'Celeste and Jesse Forever' Blu-ray Review: Couple Won't Let Divorce End Happily Ever After
The rom-com classic When Harry Met Sally asked whether men can be just friends with women they find attractive.
Celeste and Jesse Forever, out tomorrow on Blu-ray and DVD, spins that question on its ear. Can a freshly divorced couple continue being best friends while dating other people?
Star and co-writer Rashida Jones asks some thoroughly modern questions about marriage, and her unvarnished performance bullies past some hopelessly clunky subplots.
Celeste (Jones) and Jesse (Andy Samberg) look like the cutest couple ever. They're actually separated, but they sure don't act like it. They live on the same property, go out on double dates and spend more time with each other than most happily married couples.
Get a room, you two.
They were best friends before they got married. Why should impending divorce change that? Their post-couple bliss ends, predictably, when Jesse starts dating other people. She initiated the break-up after losing patience with his slacker tendencies. Now that he's on the market, Celeste isn't quite sure she made the right relationship call.
Jones, best known for comedic roles (Parks and Recreation and I Love You, Man), shows considerable range in a role meant to portray her as stiff and self-righteous. Jones manages to keep us on her side, a not so small feat given the complexities of her character's arc and Samberg's aw, shucks charisma.
Too bad we don't see more of Chris Messina, the unofficial hardest working man in indie cinema, who plays a man who might make Celeste forget all about her soon-to-be ex. Far more satisfying is how the film doesn't depict the other women in Jesse's life in cold, one-dimensional fashion.
Director Lee Toland Krieger (who also gave us the terrific The Vicious Kind) switches to hand-held cameras during some of the more tense sequences, a gambit which pays off due to its restraint and care.
The screenplay tries on a few rom-com giggles for size, but the story's beauty lies in its simplicity.
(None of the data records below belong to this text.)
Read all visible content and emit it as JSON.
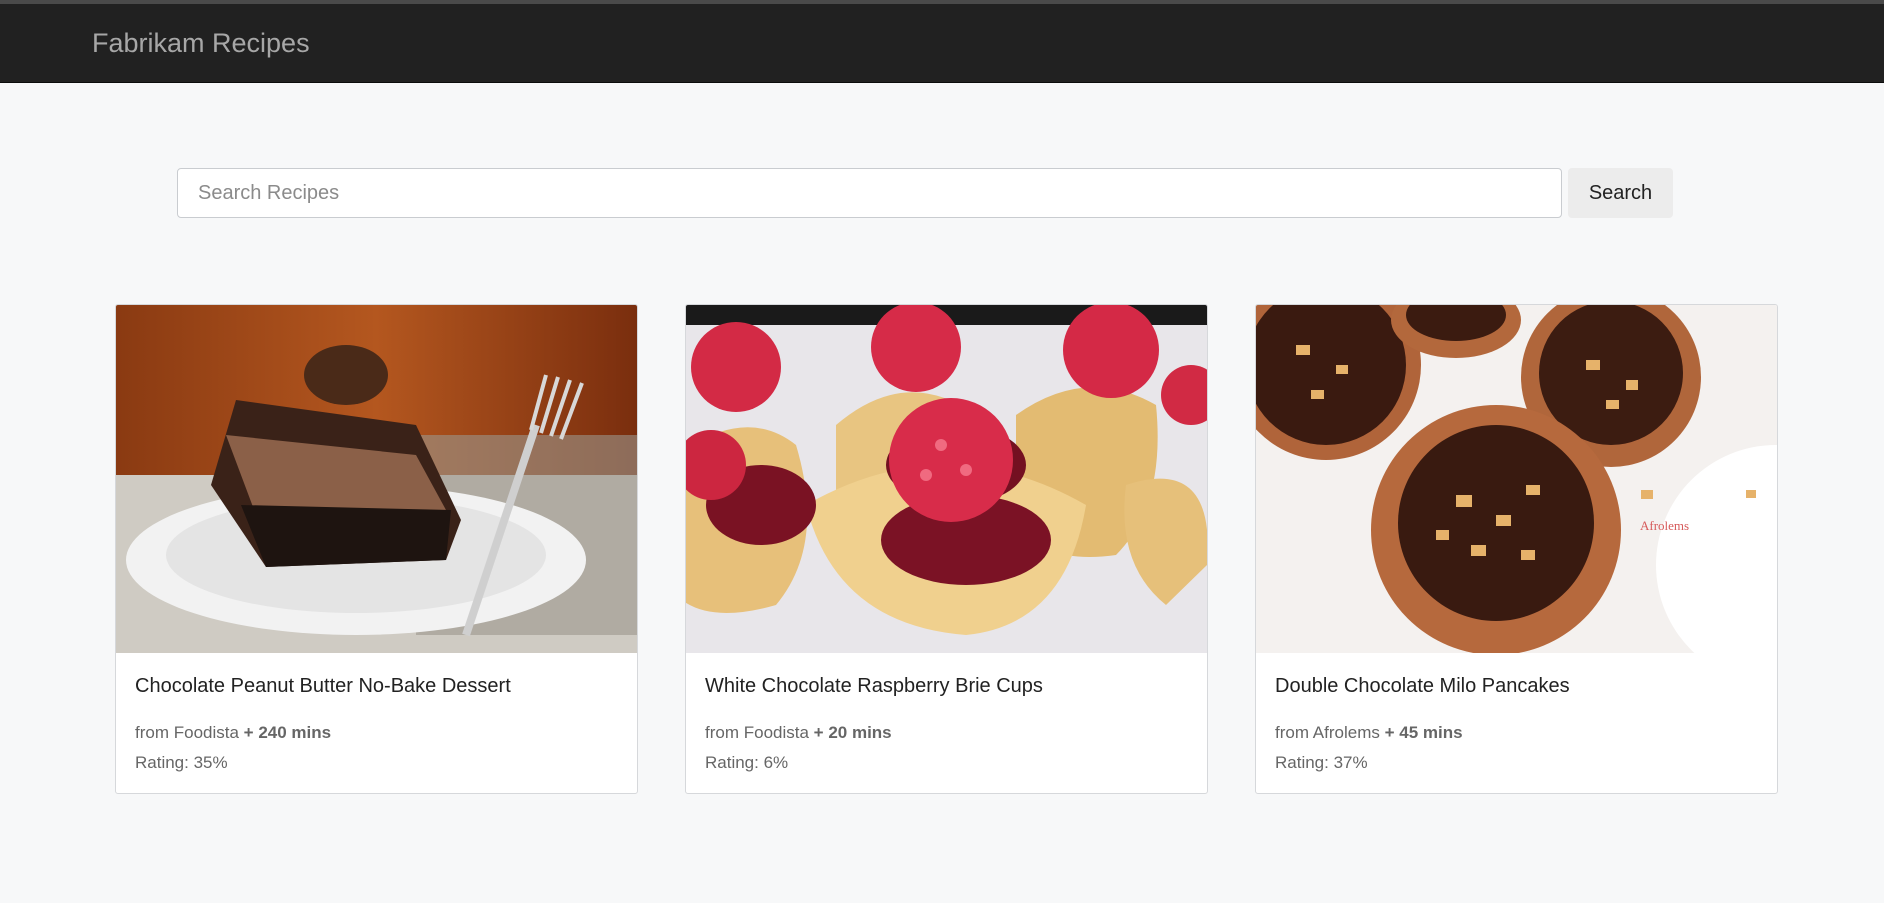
{
  "navbar": {
    "brand": "Fabrikam Recipes"
  },
  "search": {
    "placeholder": "Search Recipes",
    "value": "",
    "button_label": "Search"
  },
  "recipes": [
    {
      "title": "Chocolate Peanut Butter No-Bake Dessert",
      "from_prefix": "from",
      "source": "Foodista",
      "time": "+ 240 mins",
      "rating": "Rating: 35%"
    },
    {
      "title": "White Chocolate Raspberry Brie Cups",
      "from_prefix": "from",
      "source": "Foodista",
      "time": "+ 20 mins",
      "rating": "Rating: 6%"
    },
    {
      "title": "Double Chocolate Milo Pancakes",
      "from_prefix": "from",
      "source": "Afrolems",
      "time": "+ 45 mins",
      "rating": "Rating: 37%",
      "photo_watermark": "Afrolems"
    }
  ],
  "colors": {
    "navbar_bg": "#212121",
    "brand_text": "#a7a7a7",
    "page_bg": "#f7f8f9",
    "button_bg": "#ececec"
  }
}
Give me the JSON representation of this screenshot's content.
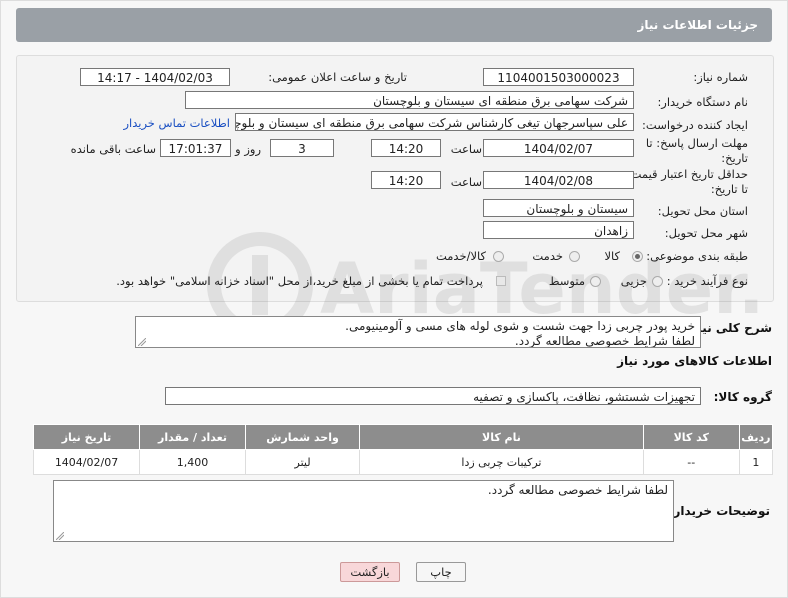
{
  "header": {
    "title": "جزئیات اطلاعات نیاز"
  },
  "form": {
    "need_number_label": "شماره نیاز:",
    "need_number": "1104001503000023",
    "announce_label": "تاریخ و ساعت اعلان عمومی:",
    "announce_value": "1404/02/03 - 14:17",
    "buyer_org_label": "نام دستگاه خریدار:",
    "buyer_org": "شرکت سهامی برق منطقه ای سیستان و بلوچستان",
    "creator_label": "ایجاد کننده درخواست:",
    "creator": "علی سپاسرجهان تیغی کارشناس شرکت سهامی برق منطقه ای سیستان و بلوچستان",
    "contact_link": "اطلاعات تماس خریدار",
    "deadline_label_1": "مهلت ارسال پاسخ: تا",
    "deadline_label_2": "تاریخ:",
    "deadline_date": "1404/02/07",
    "time_label": "ساعت",
    "deadline_time": "14:20",
    "days_value": "3",
    "days_label": "روز و",
    "remaining_time": "17:01:37",
    "remaining_label": "ساعت باقی مانده",
    "validity_label_1": "حداقل تاریخ اعتبار قیمت:",
    "validity_label_2": "تا تاریخ:",
    "validity_date": "1404/02/08",
    "validity_time": "14:20",
    "province_label": "استان محل تحویل:",
    "province": "سیستان و بلوچستان",
    "city_label": "شهر محل تحویل:",
    "city": "زاهدان",
    "category_label": "طبقه بندی موضوعی:",
    "category_options": [
      "کالا",
      "خدمت",
      "کالا/خدمت"
    ],
    "process_label": "نوع فرآیند خرید :",
    "process_options": [
      "جزیی",
      "متوسط"
    ],
    "payment_note": "پرداخت تمام یا بخشی از مبلغ خرید،از محل \"اسناد خزانه اسلامی\" خواهد بود."
  },
  "description": {
    "label": "شرح کلی نیاز:",
    "line1": "خرید پودر چربی زدا جهت شست و شوی لوله های مسی و آلومینیومی.",
    "line2": "لطفا شرایط خصوصی مطالعه گردد."
  },
  "goods": {
    "section_title": "اطلاعات کالاهای مورد نیاز",
    "group_label": "گروه کالا:",
    "group_value": "تجهیزات شستشو، نظافت، پاکسازی و تصفیه",
    "columns": [
      "ردیف",
      "کد کالا",
      "نام کالا",
      "واحد شمارش",
      "تعداد / مقدار",
      "تاریخ نیاز"
    ],
    "rows": [
      [
        "1",
        "--",
        "ترکیبات چربی زدا",
        "لیتر",
        "1,400",
        "1404/02/07"
      ]
    ]
  },
  "buyer_notes": {
    "label": "توضیحات خریدار:",
    "text": "لطفا شرایط خصوصی مطالعه گردد."
  },
  "buttons": {
    "print": "چاپ",
    "back": "بازگشت"
  },
  "watermark": {
    "text": "AriaTender.neT"
  },
  "colors": {
    "header_bg": "#9aa0a6",
    "link": "#1a4fc2",
    "table_header": "#8d8d8d",
    "back_button": "#f8d7d9"
  }
}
How close is any couple to a breakup, and why do some people who appear perfect for each other end up battling it out in divorce court?
Celeste and Jesse Forever stumbles over some manufactured plot bumps meant to speed the maturation process, and a subplot involving one of Celeste's celebrity clients deserved to be reduced to the deleted scenes file.
Speaking of Blu-ray extras, the disk comes with the official deleted scenes, two separate commentary tracks, a "making of" featurette and some red carpet footage.
"I completely underestimated how serious it was when I got on the set," says Samberg, typically cast in slapstick roles like That's My Boy, commenting on the film's dark tone.
Some of the deleted scenes included here involve sweat stains, neck hair and a bearded, blustery Chris Pine, moments that hardly fit the sober emotional epiphanies in the film. Although it must be humbling for a star of Pine's caliber to find himself relegated to the Blu-ray goody bag.